In Francois Mauriac’s most famous novel Therese Desqueyroux, Bernard, the unloving husband who keeps the titular lady under house arrest after she attempts to murder him (I know, the plot is ridiculously French), exhibits an unexpected piece of common sense. He refuses to “place an order at the Bordeaux bookstore” for Therese, but he does “replenish her cigarette supply,” because Bernard knows what we have forgotten: Reading is far more dangerous than smoking.
The danger of reading lies not in its ability to enliven or sedate the reader (which is all that is at stake in smoking) but in its ability to change the reader. Bernard recognizes the danger of a book because he recognizes the danger of ideas. He complains of “the perils of an education such as Therese had received.”

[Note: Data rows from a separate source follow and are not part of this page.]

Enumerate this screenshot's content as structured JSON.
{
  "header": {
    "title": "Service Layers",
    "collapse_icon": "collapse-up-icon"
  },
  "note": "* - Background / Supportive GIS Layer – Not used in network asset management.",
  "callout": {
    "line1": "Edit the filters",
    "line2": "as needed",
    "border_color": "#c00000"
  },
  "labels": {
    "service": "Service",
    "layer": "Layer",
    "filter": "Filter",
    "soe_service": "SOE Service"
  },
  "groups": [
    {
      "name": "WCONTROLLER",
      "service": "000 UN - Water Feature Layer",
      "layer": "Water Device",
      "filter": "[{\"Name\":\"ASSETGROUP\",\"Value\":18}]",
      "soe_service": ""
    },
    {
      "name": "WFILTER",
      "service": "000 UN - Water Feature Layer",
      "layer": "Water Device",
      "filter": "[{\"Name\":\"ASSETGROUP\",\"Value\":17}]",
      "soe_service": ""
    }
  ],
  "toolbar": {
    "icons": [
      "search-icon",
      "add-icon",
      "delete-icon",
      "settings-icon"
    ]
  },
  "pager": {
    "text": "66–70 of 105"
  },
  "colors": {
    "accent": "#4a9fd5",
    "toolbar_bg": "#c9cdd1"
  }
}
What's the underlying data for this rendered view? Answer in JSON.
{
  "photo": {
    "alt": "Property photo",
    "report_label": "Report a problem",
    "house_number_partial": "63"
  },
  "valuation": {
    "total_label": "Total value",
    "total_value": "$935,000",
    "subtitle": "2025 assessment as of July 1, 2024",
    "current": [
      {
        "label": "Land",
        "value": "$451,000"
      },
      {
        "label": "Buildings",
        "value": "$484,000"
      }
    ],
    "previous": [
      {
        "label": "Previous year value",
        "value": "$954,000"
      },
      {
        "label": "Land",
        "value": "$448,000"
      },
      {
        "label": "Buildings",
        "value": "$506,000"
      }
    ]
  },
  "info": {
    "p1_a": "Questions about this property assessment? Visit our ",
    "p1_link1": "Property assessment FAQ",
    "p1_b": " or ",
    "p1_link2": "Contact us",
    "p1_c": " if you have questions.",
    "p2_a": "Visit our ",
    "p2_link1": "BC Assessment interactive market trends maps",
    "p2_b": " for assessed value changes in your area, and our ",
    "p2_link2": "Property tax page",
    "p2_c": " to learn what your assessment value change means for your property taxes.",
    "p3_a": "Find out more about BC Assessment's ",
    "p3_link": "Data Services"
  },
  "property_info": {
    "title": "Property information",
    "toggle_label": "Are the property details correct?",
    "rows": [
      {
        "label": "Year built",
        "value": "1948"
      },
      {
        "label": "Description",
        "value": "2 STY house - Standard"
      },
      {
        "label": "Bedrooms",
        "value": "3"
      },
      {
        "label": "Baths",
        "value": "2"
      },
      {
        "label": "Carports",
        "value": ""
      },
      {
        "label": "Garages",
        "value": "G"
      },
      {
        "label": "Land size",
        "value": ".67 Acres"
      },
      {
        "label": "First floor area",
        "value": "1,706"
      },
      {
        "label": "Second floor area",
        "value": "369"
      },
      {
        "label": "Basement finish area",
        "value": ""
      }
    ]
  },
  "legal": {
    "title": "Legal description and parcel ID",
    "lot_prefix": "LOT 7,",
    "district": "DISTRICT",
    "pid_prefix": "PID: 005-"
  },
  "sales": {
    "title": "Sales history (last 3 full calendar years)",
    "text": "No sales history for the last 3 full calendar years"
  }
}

Bernard’s fear of novelettes over cigarettes strikes the modern mind as strange because we have thrown out the baby, the bath water and the bath. In the last hundred years, the West has accepted the (perfectly reasonable) claim that the government shouldn’t censor books alongside the perfectly unreasonable claim that no books ever ought to be censored. It is one thing to say a government is incapable of carrying out some action; it is another to say the action never needs to be carried out at all.
You'll hear this unreasonable claim made everywhere the censoring of books is discussed. The Banned Books Week event and the Reading Rainbow website both make this claim, but in a very odd context. The claim we should never ban books depends on the assumption that books are not dangerous and have never served to corrupt their readers. Oddly, as Helen Andrews points out, “this fallacy is most popular among those who praise the power of reading to broaden horizons and influence minds, as if that power could only ever be used for good.”
If any people knows about the potentially dangerous effects of reading, it is the French. When he assesses the Revolution, Voltaire is quite clear: “books did it all.” The drop of Gutenberg’s press preceded the drop of Robespierre’s guillotine. The streets flowed with blood because the book stands first flowed with ink.
In Mauriac’s novel (which I recommend for a rainy day), Bernard is easily the most uncaring and the least sympathetic character, but even he teaches wisdom. He knows the proportional dangers of smoking and reading. There is mild danger in the former, but extreme danger in the latter. A loose cigarette can burn down a forest; a loose book can burn down the world.